How far would you go to save the ones you love?
Six years ago, impossible circumstances forced Dr. Lisbeth Hastings to leave behind the love of her life, not just in another country, but in another time. Her work as a top-notch epidemiologist and parenting her little girl helps alleviate the pain, but at night when her exhausted head hits the pillow, images of her beloved Cyprian haunt her sleep.
Cyprian Thascius returns from political exile a broken man. He’s lost his faith, the love of his life, and his purpose. He attempts to move on, to face the danger that is looming over Carthage, but when Cyprian’s true love suddenly reappears, his heart becomes as imperiled as the fledgling church he seeks to save.
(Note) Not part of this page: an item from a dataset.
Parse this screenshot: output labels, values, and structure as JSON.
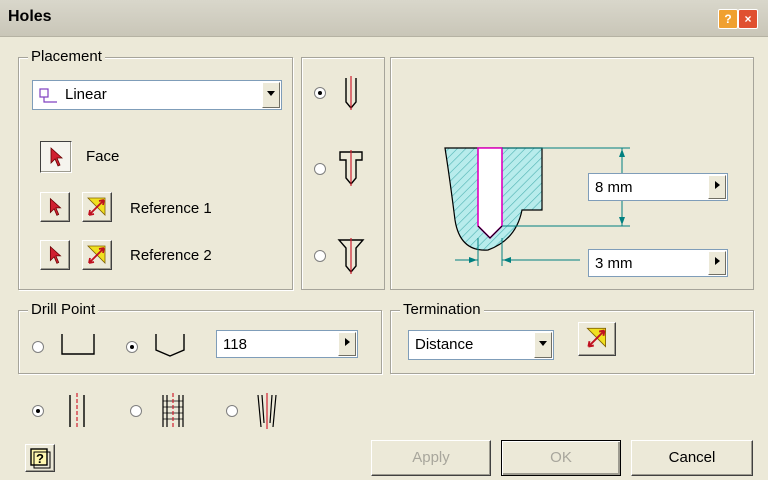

Have the years that kept Lisbeth and Cyprian apart created too wide a chasm to bridge? In the midst of a new epidemic and rising oppression, will their love be the most costly fatality? Filled with gripping action and raw emotion, this spellbinding adventure of star-crossed lovers captivates with every turn of the page in this electric continuation of The Carthage Chronicles.
I was super excited about the first novel in this series, and it had one of those cliffhanger endings that made me want to read the second novel. Oh, this book. I found it in equal parts intriguing and frustrating. My thoughts:
What I liked:
Time-travel. It’s not often you get very many Christian fiction time travel novels, and so I always appreciate them. If you like time-travel, you will like this book, though, because it’s a second novel it doesn’t focus a lot on the differences between now and then.
Shock and awe. I’m not sure what I expected when I started this book, but I think I might have gasped a couple of times. I mean there was a wrench thrown in Lisbeth’s path every few chapters.
The time period. It’s Roman, but it’s not Rome. It’s this small city that explores the difficulties that that era faced in regards to religion, health care, finances, everything.
Barek. I could almost barely remember him in the first book. But he was hilarious in this book (and I’m not sure if he was meant to be, but he was). I think I know who is going to play a big role in book three and with whom….
Spiritually, this novel really shows what a life of faith looks when lived. You get with the example of Ruth, Magdalena, and even Lisbeth at times. It’s not always fun and roses, but God is still there.
What I didn’t like (or rather what frustrated me):
Cyprian. He’s not the same from the first book. Admittedly he has gone through some difficult times, but he felt a bit beaten down and worn, and not quite as dashing as I had pictured him.
Lisbeth. She kept some information to herself that was VERY IMPORTANT for most of the book under the guise that she was so busy. Not that busy Lisbeth, not that busy.
Maggie. She was kind of cute, but she was kind of annoying. I couldn’t tell if this is just how children are in general or just Maggie.
I also had to suspend my disbelief a bit. I was not concerned about the time-travel aspect of the novel, but why aren’t the other people in the book not concerned? They had no problem with Lisbeth coming and going from the 21st century.
Romantic scale: 7
Overall, I found this book to be very entertaining. If you read the first book, read this one to. I know I found some things to pick at, but it’s still worth reading. I thought the ending was kind of sad…except there’s a book three which I’m looking forward to.
**I received a copy of this book from the author. My opinion was not affected in anyway.**